*** EXERCISE MATERIALS Section Begins ***

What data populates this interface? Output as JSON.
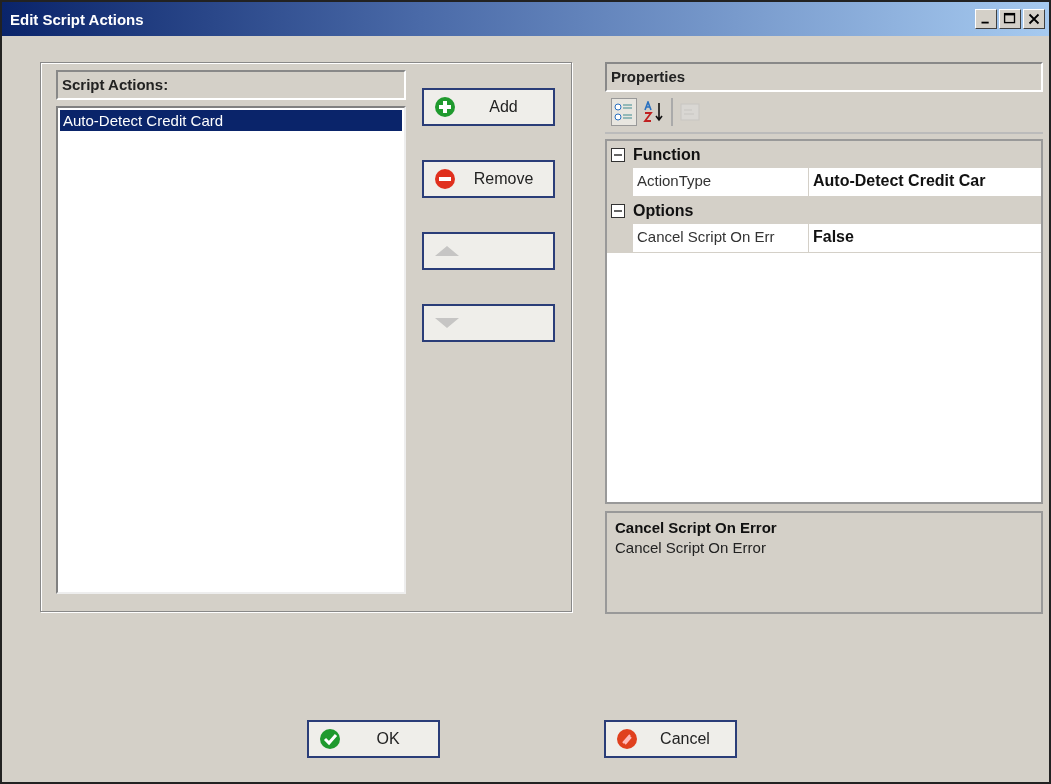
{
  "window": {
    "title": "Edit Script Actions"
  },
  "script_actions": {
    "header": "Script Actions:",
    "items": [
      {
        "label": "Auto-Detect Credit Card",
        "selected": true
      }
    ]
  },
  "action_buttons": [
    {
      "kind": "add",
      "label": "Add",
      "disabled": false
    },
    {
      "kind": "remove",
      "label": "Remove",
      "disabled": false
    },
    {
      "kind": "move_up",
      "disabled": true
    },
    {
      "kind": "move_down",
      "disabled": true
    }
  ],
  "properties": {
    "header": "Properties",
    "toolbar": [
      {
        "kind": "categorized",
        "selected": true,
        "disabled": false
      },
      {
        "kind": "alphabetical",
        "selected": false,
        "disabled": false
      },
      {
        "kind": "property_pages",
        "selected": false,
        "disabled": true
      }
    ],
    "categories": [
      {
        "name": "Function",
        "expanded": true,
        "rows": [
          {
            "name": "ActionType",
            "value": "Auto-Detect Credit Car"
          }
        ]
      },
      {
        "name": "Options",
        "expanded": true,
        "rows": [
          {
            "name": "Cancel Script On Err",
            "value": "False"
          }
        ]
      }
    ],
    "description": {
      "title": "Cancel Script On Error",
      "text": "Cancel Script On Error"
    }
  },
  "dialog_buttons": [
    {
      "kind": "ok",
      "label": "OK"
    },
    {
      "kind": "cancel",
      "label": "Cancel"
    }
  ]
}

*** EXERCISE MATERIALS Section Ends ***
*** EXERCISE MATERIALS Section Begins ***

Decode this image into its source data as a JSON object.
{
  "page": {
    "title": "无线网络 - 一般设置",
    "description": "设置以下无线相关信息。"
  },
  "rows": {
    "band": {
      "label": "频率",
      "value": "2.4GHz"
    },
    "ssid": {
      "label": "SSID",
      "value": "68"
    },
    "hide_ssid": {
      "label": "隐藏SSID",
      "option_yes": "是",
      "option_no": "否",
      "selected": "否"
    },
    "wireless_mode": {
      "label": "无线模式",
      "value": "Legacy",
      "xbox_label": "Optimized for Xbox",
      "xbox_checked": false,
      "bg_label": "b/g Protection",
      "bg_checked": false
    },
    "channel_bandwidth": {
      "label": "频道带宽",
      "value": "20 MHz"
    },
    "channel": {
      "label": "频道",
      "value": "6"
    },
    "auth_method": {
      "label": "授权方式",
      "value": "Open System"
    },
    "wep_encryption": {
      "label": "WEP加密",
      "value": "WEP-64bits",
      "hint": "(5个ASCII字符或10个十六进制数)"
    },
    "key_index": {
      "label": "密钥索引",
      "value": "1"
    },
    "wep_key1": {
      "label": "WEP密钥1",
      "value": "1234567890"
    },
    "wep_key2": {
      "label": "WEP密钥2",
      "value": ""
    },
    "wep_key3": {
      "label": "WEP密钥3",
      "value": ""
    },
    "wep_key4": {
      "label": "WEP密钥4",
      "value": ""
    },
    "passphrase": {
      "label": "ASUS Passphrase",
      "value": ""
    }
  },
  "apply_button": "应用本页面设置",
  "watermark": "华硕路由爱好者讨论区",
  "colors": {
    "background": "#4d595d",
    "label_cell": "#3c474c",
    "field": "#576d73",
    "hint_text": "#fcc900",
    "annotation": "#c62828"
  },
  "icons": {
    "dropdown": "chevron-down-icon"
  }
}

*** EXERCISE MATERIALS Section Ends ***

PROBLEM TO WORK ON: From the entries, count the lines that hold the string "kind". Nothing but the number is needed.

PROBLEM SOLUTION: 9